Work task
Copy each line below holding "belalangtempur".

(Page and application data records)
*** Block opens ***
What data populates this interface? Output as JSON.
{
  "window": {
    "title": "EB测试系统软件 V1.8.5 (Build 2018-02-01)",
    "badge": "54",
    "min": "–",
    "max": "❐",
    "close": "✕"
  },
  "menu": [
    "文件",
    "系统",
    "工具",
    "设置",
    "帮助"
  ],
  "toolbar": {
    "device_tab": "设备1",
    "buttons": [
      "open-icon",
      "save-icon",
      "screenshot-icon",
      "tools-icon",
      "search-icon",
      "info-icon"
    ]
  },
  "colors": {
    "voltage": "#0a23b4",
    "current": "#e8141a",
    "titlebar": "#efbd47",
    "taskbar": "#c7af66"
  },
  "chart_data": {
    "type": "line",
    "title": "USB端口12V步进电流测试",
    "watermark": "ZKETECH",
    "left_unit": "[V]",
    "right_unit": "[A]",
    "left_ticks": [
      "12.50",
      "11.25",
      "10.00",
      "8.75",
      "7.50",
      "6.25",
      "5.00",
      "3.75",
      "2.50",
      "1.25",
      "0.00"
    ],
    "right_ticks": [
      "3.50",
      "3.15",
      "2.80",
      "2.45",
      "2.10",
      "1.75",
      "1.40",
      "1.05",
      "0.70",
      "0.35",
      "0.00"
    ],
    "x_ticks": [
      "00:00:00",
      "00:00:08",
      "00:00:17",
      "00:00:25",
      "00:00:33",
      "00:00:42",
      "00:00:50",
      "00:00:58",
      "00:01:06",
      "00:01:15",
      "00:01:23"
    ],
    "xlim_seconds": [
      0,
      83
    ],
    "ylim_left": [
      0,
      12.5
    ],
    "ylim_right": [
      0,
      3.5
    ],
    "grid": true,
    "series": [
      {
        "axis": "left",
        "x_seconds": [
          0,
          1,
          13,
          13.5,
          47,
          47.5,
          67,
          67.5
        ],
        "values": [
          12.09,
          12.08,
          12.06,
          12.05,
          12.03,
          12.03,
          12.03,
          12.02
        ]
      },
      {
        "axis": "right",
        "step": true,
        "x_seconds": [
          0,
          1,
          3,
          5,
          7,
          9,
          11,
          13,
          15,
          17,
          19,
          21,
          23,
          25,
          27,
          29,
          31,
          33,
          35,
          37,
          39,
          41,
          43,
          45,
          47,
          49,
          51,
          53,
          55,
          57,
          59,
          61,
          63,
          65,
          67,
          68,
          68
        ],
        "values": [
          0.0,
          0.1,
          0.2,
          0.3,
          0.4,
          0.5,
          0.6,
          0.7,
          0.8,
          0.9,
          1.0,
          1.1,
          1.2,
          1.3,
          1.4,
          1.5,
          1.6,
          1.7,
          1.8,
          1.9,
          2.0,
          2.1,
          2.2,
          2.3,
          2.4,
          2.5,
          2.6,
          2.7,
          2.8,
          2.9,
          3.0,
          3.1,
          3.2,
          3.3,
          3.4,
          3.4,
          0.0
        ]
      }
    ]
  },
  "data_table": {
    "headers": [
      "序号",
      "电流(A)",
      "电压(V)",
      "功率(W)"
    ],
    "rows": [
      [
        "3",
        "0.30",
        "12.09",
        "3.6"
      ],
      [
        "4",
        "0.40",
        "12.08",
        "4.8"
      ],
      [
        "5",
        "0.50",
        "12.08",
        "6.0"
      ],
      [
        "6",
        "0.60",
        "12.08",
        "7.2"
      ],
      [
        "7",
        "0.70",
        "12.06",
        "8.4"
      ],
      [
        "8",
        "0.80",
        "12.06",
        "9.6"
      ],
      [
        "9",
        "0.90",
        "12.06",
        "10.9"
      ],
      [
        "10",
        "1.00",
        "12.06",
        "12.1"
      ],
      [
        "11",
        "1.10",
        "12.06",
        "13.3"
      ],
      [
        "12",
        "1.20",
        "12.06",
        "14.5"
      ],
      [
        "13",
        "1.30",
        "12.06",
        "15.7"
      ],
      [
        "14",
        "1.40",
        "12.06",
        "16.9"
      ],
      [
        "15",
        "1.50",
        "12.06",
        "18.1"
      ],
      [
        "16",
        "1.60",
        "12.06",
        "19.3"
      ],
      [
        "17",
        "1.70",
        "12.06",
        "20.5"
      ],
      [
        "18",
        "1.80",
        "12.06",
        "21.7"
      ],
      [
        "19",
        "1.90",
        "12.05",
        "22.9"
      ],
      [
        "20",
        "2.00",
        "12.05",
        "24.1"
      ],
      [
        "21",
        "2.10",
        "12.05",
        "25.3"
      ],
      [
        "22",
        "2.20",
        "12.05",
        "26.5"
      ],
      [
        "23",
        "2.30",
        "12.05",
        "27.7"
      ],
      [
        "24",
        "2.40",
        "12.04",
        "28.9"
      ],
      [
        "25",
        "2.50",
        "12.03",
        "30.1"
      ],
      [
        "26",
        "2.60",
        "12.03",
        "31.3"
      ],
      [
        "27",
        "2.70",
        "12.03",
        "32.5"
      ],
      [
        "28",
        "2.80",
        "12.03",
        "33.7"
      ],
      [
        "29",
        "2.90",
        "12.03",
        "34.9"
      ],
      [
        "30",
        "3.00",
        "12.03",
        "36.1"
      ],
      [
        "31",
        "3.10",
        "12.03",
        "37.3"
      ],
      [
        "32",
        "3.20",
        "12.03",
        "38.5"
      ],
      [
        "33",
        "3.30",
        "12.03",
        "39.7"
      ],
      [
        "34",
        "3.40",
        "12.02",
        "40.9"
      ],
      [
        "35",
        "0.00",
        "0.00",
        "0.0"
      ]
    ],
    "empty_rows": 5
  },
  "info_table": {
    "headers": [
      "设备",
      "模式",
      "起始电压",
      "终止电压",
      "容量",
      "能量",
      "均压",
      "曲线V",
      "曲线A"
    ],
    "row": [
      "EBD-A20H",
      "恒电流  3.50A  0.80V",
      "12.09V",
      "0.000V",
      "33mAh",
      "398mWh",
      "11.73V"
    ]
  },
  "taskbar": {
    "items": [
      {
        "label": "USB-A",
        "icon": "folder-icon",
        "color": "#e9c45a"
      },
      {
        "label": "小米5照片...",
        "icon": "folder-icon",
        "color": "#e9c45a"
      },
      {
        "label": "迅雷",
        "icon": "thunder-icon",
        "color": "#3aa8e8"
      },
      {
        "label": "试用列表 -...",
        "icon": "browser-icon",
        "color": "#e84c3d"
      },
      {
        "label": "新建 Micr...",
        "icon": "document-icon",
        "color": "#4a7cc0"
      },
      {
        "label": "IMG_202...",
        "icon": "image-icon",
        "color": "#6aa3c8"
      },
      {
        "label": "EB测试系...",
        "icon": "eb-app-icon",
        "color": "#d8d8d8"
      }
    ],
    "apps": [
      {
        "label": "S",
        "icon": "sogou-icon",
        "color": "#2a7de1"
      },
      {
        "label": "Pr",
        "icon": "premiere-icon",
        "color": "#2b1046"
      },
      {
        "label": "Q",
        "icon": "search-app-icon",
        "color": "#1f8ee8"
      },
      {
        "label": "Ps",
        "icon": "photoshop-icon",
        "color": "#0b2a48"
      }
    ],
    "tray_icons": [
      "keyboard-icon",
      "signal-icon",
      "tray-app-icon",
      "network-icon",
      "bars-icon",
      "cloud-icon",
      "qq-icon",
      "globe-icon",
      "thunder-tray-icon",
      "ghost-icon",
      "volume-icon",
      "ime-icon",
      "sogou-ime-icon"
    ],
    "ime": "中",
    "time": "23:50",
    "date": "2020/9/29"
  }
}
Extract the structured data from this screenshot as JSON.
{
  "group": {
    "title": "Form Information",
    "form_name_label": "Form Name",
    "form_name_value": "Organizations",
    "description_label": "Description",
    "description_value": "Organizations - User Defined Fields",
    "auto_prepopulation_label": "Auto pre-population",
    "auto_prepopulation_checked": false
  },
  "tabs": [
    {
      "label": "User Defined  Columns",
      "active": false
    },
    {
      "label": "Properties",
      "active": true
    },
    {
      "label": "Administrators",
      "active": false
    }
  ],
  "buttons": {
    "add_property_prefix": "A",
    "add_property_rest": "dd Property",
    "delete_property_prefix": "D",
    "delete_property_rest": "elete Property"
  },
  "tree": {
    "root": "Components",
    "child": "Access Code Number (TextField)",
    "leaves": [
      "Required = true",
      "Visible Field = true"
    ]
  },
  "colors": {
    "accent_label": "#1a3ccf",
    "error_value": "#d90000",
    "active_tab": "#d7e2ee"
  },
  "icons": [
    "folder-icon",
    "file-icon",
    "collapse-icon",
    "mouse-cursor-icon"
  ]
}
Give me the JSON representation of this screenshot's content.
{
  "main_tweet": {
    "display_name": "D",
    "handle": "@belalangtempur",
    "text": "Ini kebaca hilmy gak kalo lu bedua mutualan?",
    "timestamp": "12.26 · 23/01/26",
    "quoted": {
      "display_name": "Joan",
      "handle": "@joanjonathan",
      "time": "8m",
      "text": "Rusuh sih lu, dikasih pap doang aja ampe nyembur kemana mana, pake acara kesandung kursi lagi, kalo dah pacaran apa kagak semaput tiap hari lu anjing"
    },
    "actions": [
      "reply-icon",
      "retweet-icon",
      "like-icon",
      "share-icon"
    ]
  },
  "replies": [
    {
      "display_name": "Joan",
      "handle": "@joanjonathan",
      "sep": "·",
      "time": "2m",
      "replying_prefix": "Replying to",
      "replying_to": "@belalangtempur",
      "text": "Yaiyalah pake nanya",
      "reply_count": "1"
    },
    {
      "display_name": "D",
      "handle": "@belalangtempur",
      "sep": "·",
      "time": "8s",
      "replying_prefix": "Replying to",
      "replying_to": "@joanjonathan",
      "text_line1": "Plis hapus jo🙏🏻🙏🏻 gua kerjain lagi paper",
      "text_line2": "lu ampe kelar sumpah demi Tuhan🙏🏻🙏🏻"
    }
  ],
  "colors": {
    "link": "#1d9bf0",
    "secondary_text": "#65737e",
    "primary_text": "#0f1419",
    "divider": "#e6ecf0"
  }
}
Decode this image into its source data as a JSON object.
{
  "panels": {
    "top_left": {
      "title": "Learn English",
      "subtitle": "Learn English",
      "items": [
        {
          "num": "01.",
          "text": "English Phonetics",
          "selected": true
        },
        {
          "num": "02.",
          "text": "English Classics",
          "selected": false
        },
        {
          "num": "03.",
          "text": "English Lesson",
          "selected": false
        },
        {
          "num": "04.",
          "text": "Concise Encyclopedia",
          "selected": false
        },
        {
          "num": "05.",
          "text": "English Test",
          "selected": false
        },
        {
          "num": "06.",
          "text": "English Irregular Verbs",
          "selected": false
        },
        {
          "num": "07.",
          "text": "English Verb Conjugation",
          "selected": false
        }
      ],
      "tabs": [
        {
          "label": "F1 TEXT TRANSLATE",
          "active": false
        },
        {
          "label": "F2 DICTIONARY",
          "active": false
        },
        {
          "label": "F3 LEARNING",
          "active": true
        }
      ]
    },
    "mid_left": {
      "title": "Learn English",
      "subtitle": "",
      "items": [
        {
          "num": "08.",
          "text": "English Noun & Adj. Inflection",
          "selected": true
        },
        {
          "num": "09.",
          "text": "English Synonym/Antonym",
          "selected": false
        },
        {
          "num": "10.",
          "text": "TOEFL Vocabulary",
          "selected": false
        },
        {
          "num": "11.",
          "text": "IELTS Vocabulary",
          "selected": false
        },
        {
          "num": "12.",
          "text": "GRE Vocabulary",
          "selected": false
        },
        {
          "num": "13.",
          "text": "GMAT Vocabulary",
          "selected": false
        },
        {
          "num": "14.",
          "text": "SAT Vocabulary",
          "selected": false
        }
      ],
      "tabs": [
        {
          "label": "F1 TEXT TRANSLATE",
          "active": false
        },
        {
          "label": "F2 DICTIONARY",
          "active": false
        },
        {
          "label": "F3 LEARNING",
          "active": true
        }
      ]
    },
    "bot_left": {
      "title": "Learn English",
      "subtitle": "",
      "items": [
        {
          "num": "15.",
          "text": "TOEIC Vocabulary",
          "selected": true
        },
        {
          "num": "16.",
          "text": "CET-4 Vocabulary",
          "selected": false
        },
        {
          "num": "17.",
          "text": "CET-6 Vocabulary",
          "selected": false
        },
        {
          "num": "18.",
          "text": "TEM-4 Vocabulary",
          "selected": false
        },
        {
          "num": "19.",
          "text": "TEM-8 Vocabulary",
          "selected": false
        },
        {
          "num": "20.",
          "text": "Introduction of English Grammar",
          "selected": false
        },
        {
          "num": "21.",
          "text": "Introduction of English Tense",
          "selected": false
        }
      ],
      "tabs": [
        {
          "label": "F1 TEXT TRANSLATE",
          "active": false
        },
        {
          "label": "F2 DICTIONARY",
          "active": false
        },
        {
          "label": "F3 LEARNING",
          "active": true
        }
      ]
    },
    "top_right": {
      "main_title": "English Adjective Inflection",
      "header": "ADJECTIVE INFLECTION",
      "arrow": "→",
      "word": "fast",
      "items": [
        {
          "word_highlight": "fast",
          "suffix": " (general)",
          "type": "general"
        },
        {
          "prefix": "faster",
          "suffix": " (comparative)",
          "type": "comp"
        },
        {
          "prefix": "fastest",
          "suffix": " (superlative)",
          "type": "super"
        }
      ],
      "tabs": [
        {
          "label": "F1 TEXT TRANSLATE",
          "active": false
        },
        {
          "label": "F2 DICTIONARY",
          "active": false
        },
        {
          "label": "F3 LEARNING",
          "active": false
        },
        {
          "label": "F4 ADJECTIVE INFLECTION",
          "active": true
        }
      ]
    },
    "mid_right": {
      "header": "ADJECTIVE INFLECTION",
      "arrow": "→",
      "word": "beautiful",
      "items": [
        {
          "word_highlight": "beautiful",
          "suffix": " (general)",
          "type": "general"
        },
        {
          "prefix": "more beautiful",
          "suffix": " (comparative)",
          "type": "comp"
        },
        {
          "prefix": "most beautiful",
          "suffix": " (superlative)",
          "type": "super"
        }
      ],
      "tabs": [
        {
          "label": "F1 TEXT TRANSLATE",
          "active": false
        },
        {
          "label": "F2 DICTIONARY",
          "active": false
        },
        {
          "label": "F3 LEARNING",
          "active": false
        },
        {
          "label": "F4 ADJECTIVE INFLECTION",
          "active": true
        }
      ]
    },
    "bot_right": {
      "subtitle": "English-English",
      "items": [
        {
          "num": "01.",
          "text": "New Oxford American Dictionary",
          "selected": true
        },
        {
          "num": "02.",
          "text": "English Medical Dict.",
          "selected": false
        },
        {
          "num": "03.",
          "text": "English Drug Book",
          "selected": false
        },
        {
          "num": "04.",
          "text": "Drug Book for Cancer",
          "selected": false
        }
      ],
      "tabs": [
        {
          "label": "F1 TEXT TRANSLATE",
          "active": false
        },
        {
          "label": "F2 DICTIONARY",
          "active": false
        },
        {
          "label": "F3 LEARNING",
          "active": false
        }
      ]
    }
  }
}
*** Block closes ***
Finished exercise
    "handle": "@belalangtempur",
      "replying_to": "@belalangtempur",
      "handle": "@belalangtempur",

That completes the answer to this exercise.